= Prompt =
Restate the data exactly as given and keep the pictures out.
===== Records to process =====
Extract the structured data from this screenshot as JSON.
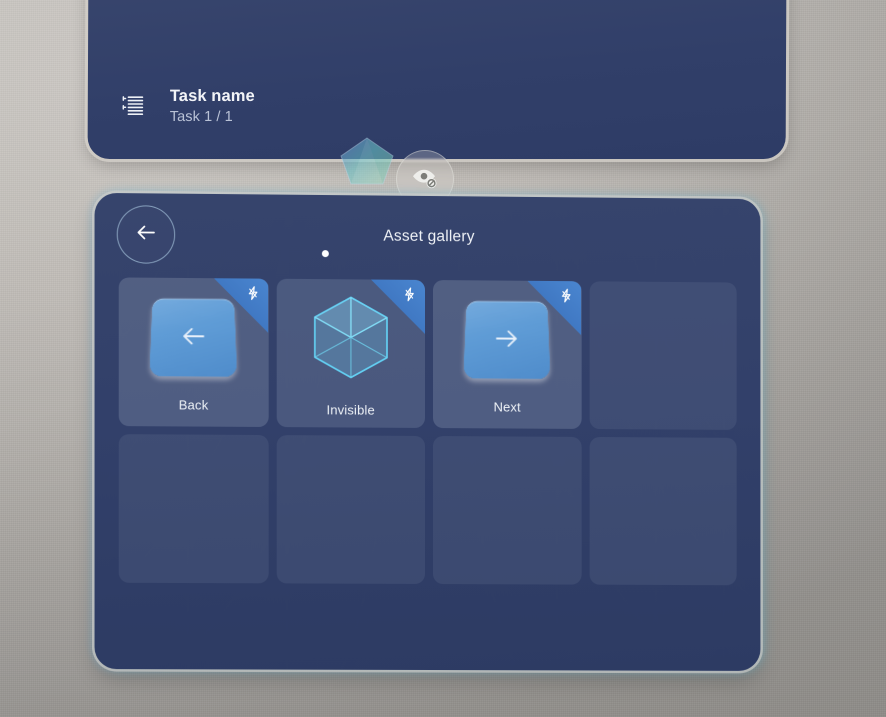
{
  "environment": {
    "type": "vr-passthrough",
    "wall_color": "#b8b4af"
  },
  "task_panel": {
    "icon": "task-list-icon",
    "task_name": "Task name",
    "task_count": "Task 1 / 1",
    "panel_color": "#32406a"
  },
  "floating_controls": {
    "gem": {
      "icon": "gem-polyhedron-icon"
    },
    "hide_toggle": {
      "icon": "eye-off-icon",
      "label": "Hide"
    }
  },
  "gallery": {
    "title": "Asset gallery",
    "back_button_icon": "arrow-left-icon",
    "page_dots": {
      "count": 1,
      "active_index": 0
    },
    "badge_icon": "lightning-bolt-icon",
    "accent_color": "#3f77c2",
    "cube_color": "#5fd0ee",
    "assets": [
      {
        "label": "Back",
        "icon": "arrow-left-plate-icon",
        "badge": true,
        "empty": false
      },
      {
        "label": "Invisible",
        "icon": "wireframe-cube-icon",
        "badge": true,
        "empty": false
      },
      {
        "label": "Next",
        "icon": "arrow-right-plate-icon",
        "badge": true,
        "empty": false
      },
      {
        "label": "",
        "icon": "",
        "badge": false,
        "empty": true
      },
      {
        "label": "",
        "icon": "",
        "badge": false,
        "empty": true
      },
      {
        "label": "",
        "icon": "",
        "badge": false,
        "empty": true
      },
      {
        "label": "",
        "icon": "",
        "badge": false,
        "empty": true
      },
      {
        "label": "",
        "icon": "",
        "badge": false,
        "empty": true
      }
    ]
  }
}
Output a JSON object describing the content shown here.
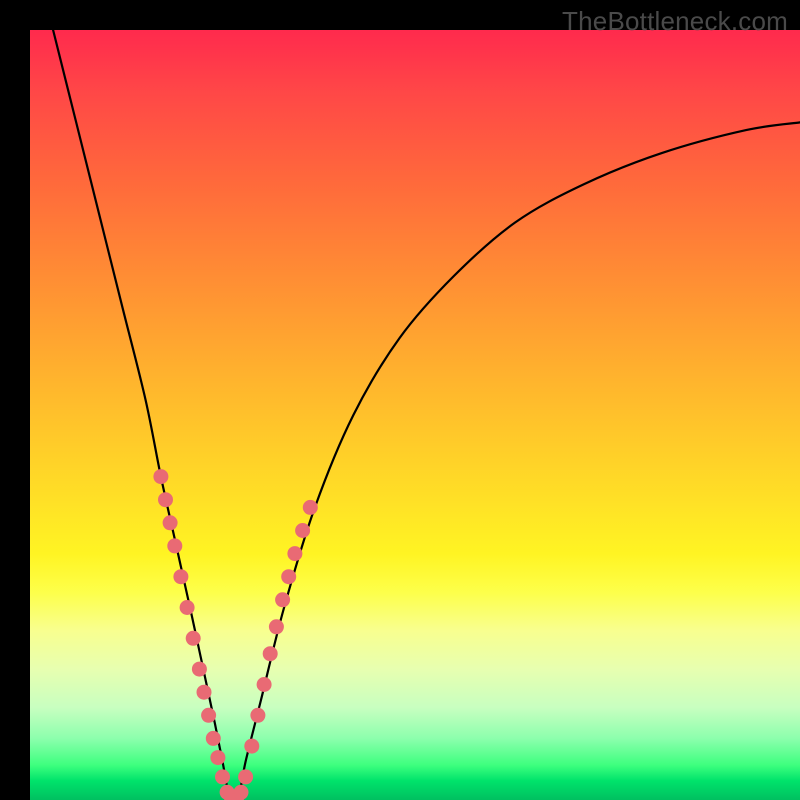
{
  "watermark": "TheBottleneck.com",
  "colors": {
    "marker": "#e96a74",
    "curve": "#000000",
    "frame": "#000000"
  },
  "chart_data": {
    "type": "line",
    "title": "",
    "xlabel": "",
    "ylabel": "",
    "xlim": [
      0,
      100
    ],
    "ylim": [
      0,
      100
    ],
    "series": [
      {
        "name": "bottleneck-curve",
        "x": [
          3,
          6,
          9,
          12,
          15,
          17,
          19,
          21,
          22.5,
          24,
          25,
          26,
          27,
          28,
          30,
          33,
          37,
          42,
          48,
          55,
          63,
          72,
          82,
          93,
          100
        ],
        "values": [
          100,
          88,
          76,
          64,
          52,
          42,
          33,
          24,
          17,
          10,
          5,
          0,
          0,
          5,
          13,
          25,
          38,
          50,
          60,
          68,
          75,
          80,
          84,
          87,
          88
        ]
      }
    ],
    "markers": [
      {
        "x": 17.0,
        "y": 42
      },
      {
        "x": 17.6,
        "y": 39
      },
      {
        "x": 18.2,
        "y": 36
      },
      {
        "x": 18.8,
        "y": 33
      },
      {
        "x": 19.6,
        "y": 29
      },
      {
        "x": 20.4,
        "y": 25
      },
      {
        "x": 21.2,
        "y": 21
      },
      {
        "x": 22.0,
        "y": 17
      },
      {
        "x": 22.6,
        "y": 14
      },
      {
        "x": 23.2,
        "y": 11
      },
      {
        "x": 23.8,
        "y": 8
      },
      {
        "x": 24.4,
        "y": 5.5
      },
      {
        "x": 25.0,
        "y": 3
      },
      {
        "x": 25.6,
        "y": 1
      },
      {
        "x": 26.2,
        "y": 0
      },
      {
        "x": 26.8,
        "y": 0
      },
      {
        "x": 27.4,
        "y": 1
      },
      {
        "x": 28.0,
        "y": 3
      },
      {
        "x": 28.8,
        "y": 7
      },
      {
        "x": 29.6,
        "y": 11
      },
      {
        "x": 30.4,
        "y": 15
      },
      {
        "x": 31.2,
        "y": 19
      },
      {
        "x": 32.0,
        "y": 22.5
      },
      {
        "x": 32.8,
        "y": 26
      },
      {
        "x": 33.6,
        "y": 29
      },
      {
        "x": 34.4,
        "y": 32
      },
      {
        "x": 35.4,
        "y": 35
      },
      {
        "x": 36.4,
        "y": 38
      }
    ]
  }
}
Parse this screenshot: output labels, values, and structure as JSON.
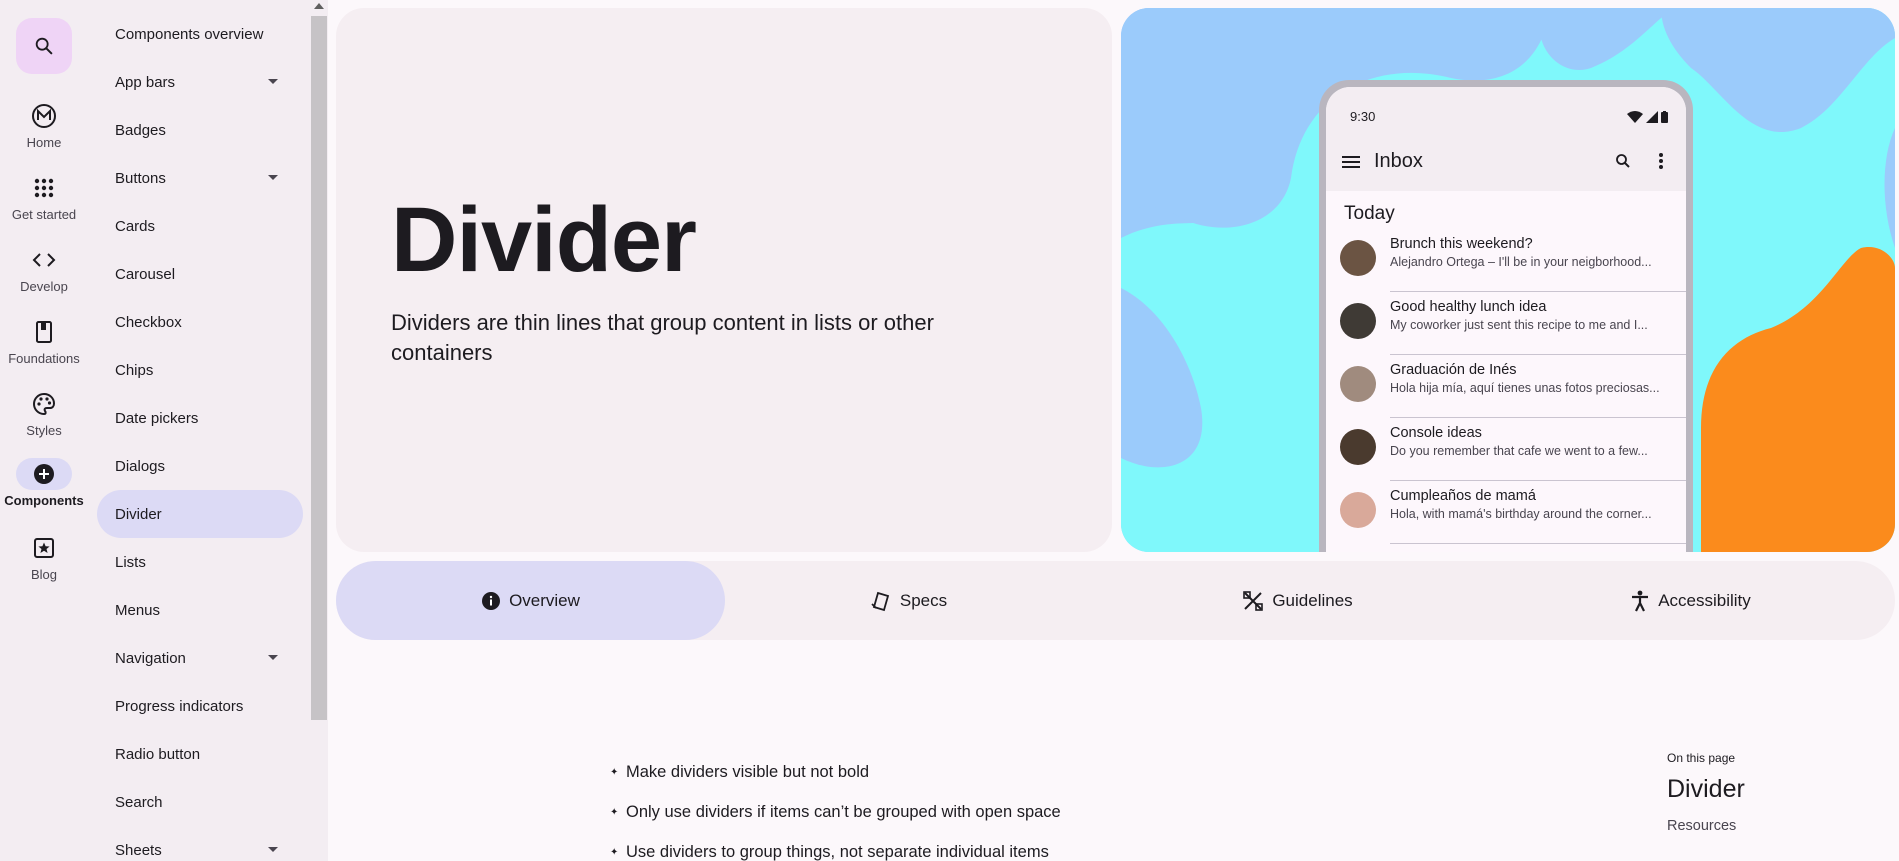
{
  "rail": {
    "items": [
      {
        "label": "Home",
        "icon": "material-logo-icon"
      },
      {
        "label": "Get started",
        "icon": "apps-grid-icon"
      },
      {
        "label": "Develop",
        "icon": "code-icon"
      },
      {
        "label": "Foundations",
        "icon": "book-icon"
      },
      {
        "label": "Styles",
        "icon": "palette-icon"
      },
      {
        "label": "Components",
        "icon": "add-circle-icon",
        "active": true
      },
      {
        "label": "Blog",
        "icon": "star-box-icon"
      }
    ]
  },
  "sidenav": {
    "items": [
      {
        "label": "Components overview"
      },
      {
        "label": "App bars",
        "expandable": true
      },
      {
        "label": "Badges"
      },
      {
        "label": "Buttons",
        "expandable": true
      },
      {
        "label": "Cards"
      },
      {
        "label": "Carousel"
      },
      {
        "label": "Checkbox"
      },
      {
        "label": "Chips"
      },
      {
        "label": "Date pickers"
      },
      {
        "label": "Dialogs"
      },
      {
        "label": "Divider",
        "active": true
      },
      {
        "label": "Lists"
      },
      {
        "label": "Menus"
      },
      {
        "label": "Navigation",
        "expandable": true
      },
      {
        "label": "Progress indicators"
      },
      {
        "label": "Radio button"
      },
      {
        "label": "Search"
      },
      {
        "label": "Sheets",
        "expandable": true
      }
    ]
  },
  "hero": {
    "title": "Divider",
    "description": "Dividers are thin lines that group content in lists or other containers"
  },
  "phone": {
    "time": "9:30",
    "app_title": "Inbox",
    "list_header": "Today",
    "mails": [
      {
        "subject": "Brunch this weekend?",
        "preview": "Alejandro Ortega – I'll be in your neigborhood...",
        "avatar_color": "#6b5443"
      },
      {
        "subject": "Good healthy lunch idea",
        "preview": "My coworker just sent this recipe to me and I...",
        "avatar_color": "#3f3a35"
      },
      {
        "subject": "Graduación de Inés",
        "preview": "Hola hija mía, aquí tienes unas fotos preciosas...",
        "avatar_color": "#a08b7e"
      },
      {
        "subject": "Console ideas",
        "preview": "Do you remember that cafe we went to a few...",
        "avatar_color": "#4a3a2e"
      },
      {
        "subject": "Cumpleaños de mamá",
        "preview": "Hola, with mamá's birthday around the corner...",
        "avatar_color": "#d9a99a"
      }
    ]
  },
  "tabs": [
    {
      "label": "Overview",
      "icon": "info-icon",
      "active": true
    },
    {
      "label": "Specs",
      "icon": "specs-icon"
    },
    {
      "label": "Guidelines",
      "icon": "guidelines-icon"
    },
    {
      "label": "Accessibility",
      "icon": "accessibility-icon"
    }
  ],
  "bullets": [
    "Make dividers visible but not bold",
    "Only use dividers if items can’t be grouped with open space",
    "Use dividers to group things, not separate individual items"
  ],
  "toc": {
    "eyebrow": "On this page",
    "title": "Divider",
    "links": [
      "Resources"
    ]
  },
  "colors": {
    "accent_container": "#dcdaf5",
    "search_container": "#efd4f6",
    "surface": "#f5eef2",
    "art_blue": "#9bcbfb",
    "art_cyan": "#7ff8fb",
    "art_orange": "#fb8b1c"
  }
}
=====
= Written response =
Extract the structured data from this screenshot as JSON.
{
  "environment": {
    "type": "vr-passthrough",
    "wall_color": "#b8b4af"
  },
  "task_panel": {
    "icon": "task-list-icon",
    "task_name": "Task name",
    "task_count": "Task 1 / 1",
    "panel_color": "#32406a"
  },
  "floating_controls": {
    "gem": {
      "icon": "gem-polyhedron-icon"
    },
    "hide_toggle": {
      "icon": "eye-off-icon",
      "label": "Hide"
    }
  },
  "gallery": {
    "title": "Asset gallery",
    "back_button_icon": "arrow-left-icon",
    "page_dots": {
      "count": 1,
      "active_index": 0
    },
    "badge_icon": "lightning-bolt-icon",
    "accent_color": "#3f77c2",
    "cube_color": "#5fd0ee",
    "assets": [
      {
        "label": "Back",
        "icon": "arrow-left-plate-icon",
        "badge": true,
        "empty": false
      },
      {
        "label": "Invisible",
        "icon": "wireframe-cube-icon",
        "badge": true,
        "empty": false
      },
      {
        "label": "Next",
        "icon": "arrow-right-plate-icon",
        "badge": true,
        "empty": false
      },
      {
        "label": "",
        "icon": "",
        "badge": false,
        "empty": true
      },
      {
        "label": "",
        "icon": "",
        "badge": false,
        "empty": true
      },
      {
        "label": "",
        "icon": "",
        "badge": false,
        "empty": true
      },
      {
        "label": "",
        "icon": "",
        "badge": false,
        "empty": true
      },
      {
        "label": "",
        "icon": "",
        "badge": false,
        "empty": true
      }
    ]
  }
}
Output a JSON object describing the content shown here.
{
  "watermark": "TheBottleneck.com",
  "colors": {
    "marker": "#e96a74",
    "curve": "#000000",
    "frame": "#000000"
  },
  "chart_data": {
    "type": "line",
    "title": "",
    "xlabel": "",
    "ylabel": "",
    "xlim": [
      0,
      100
    ],
    "ylim": [
      0,
      100
    ],
    "series": [
      {
        "name": "bottleneck-curve",
        "x": [
          3,
          6,
          9,
          12,
          15,
          17,
          19,
          21,
          22.5,
          24,
          25,
          26,
          27,
          28,
          30,
          33,
          37,
          42,
          48,
          55,
          63,
          72,
          82,
          93,
          100
        ],
        "values": [
          100,
          88,
          76,
          64,
          52,
          42,
          33,
          24,
          17,
          10,
          5,
          0,
          0,
          5,
          13,
          25,
          38,
          50,
          60,
          68,
          75,
          80,
          84,
          87,
          88
        ]
      }
    ],
    "markers": [
      {
        "x": 17.0,
        "y": 42
      },
      {
        "x": 17.6,
        "y": 39
      },
      {
        "x": 18.2,
        "y": 36
      },
      {
        "x": 18.8,
        "y": 33
      },
      {
        "x": 19.6,
        "y": 29
      },
      {
        "x": 20.4,
        "y": 25
      },
      {
        "x": 21.2,
        "y": 21
      },
      {
        "x": 22.0,
        "y": 17
      },
      {
        "x": 22.6,
        "y": 14
      },
      {
        "x": 23.2,
        "y": 11
      },
      {
        "x": 23.8,
        "y": 8
      },
      {
        "x": 24.4,
        "y": 5.5
      },
      {
        "x": 25.0,
        "y": 3
      },
      {
        "x": 25.6,
        "y": 1
      },
      {
        "x": 26.2,
        "y": 0
      },
      {
        "x": 26.8,
        "y": 0
      },
      {
        "x": 27.4,
        "y": 1
      },
      {
        "x": 28.0,
        "y": 3
      },
      {
        "x": 28.8,
        "y": 7
      },
      {
        "x": 29.6,
        "y": 11
      },
      {
        "x": 30.4,
        "y": 15
      },
      {
        "x": 31.2,
        "y": 19
      },
      {
        "x": 32.0,
        "y": 22.5
      },
      {
        "x": 32.8,
        "y": 26
      },
      {
        "x": 33.6,
        "y": 29
      },
      {
        "x": 34.4,
        "y": 32
      },
      {
        "x": 35.4,
        "y": 35
      },
      {
        "x": 36.4,
        "y": 38
      }
    ]
  }
}
Parse this screenshot: output labels, values, and structure as JSON.
{
  "rail": {
    "items": [
      {
        "label": "Home",
        "icon": "material-logo-icon"
      },
      {
        "label": "Get started",
        "icon": "apps-grid-icon"
      },
      {
        "label": "Develop",
        "icon": "code-icon"
      },
      {
        "label": "Foundations",
        "icon": "book-icon"
      },
      {
        "label": "Styles",
        "icon": "palette-icon"
      },
      {
        "label": "Components",
        "icon": "add-circle-icon",
        "active": true
      },
      {
        "label": "Blog",
        "icon": "star-box-icon"
      }
    ]
  },
  "sidenav": {
    "items": [
      {
        "label": "Components overview"
      },
      {
        "label": "App bars",
        "expandable": true
      },
      {
        "label": "Badges"
      },
      {
        "label": "Buttons",
        "expandable": true
      },
      {
        "label": "Cards"
      },
      {
        "label": "Carousel"
      },
      {
        "label": "Checkbox"
      },
      {
        "label": "Chips"
      },
      {
        "label": "Date pickers"
      },
      {
        "label": "Dialogs"
      },
      {
        "label": "Divider",
        "active": true
      },
      {
        "label": "Lists"
      },
      {
        "label": "Menus"
      },
      {
        "label": "Navigation",
        "expandable": true
      },
      {
        "label": "Progress indicators"
      },
      {
        "label": "Radio button"
      },
      {
        "label": "Search"
      },
      {
        "label": "Sheets",
        "expandable": true
      }
    ]
  },
  "hero": {
    "title": "Divider",
    "description": "Dividers are thin lines that group content in lists or other containers"
  },
  "phone": {
    "time": "9:30",
    "app_title": "Inbox",
    "list_header": "Today",
    "mails": [
      {
        "subject": "Brunch this weekend?",
        "preview": "Alejandro Ortega – I'll be in your neigborhood...",
        "avatar_color": "#6b5443"
      },
      {
        "subject": "Good healthy lunch idea",
        "preview": "My coworker just sent this recipe to me and I...",
        "avatar_color": "#3f3a35"
      },
      {
        "subject": "Graduación de Inés",
        "preview": "Hola hija mía, aquí tienes unas fotos preciosas...",
        "avatar_color": "#a08b7e"
      },
      {
        "subject": "Console ideas",
        "preview": "Do you remember that cafe we went to a few...",
        "avatar_color": "#4a3a2e"
      },
      {
        "subject": "Cumpleaños de mamá",
        "preview": "Hola, with mamá's birthday around the corner...",
        "avatar_color": "#d9a99a"
      }
    ]
  },
  "tabs": [
    {
      "label": "Overview",
      "icon": "info-icon",
      "active": true
    },
    {
      "label": "Specs",
      "icon": "specs-icon"
    },
    {
      "label": "Guidelines",
      "icon": "guidelines-icon"
    },
    {
      "label": "Accessibility",
      "icon": "accessibility-icon"
    }
  ],
  "bullets": [
    "Make dividers visible but not bold",
    "Only use dividers if items can’t be grouped with open space",
    "Use dividers to group things, not separate individual items"
  ],
  "toc": {
    "eyebrow": "On this page",
    "title": "Divider",
    "links": [
      "Resources"
    ]
  },
  "colors": {
    "accent_container": "#dcdaf5",
    "search_container": "#efd4f6",
    "surface": "#f5eef2",
    "art_blue": "#9bcbfb",
    "art_cyan": "#7ff8fb",
    "art_orange": "#fb8b1c"
  }
}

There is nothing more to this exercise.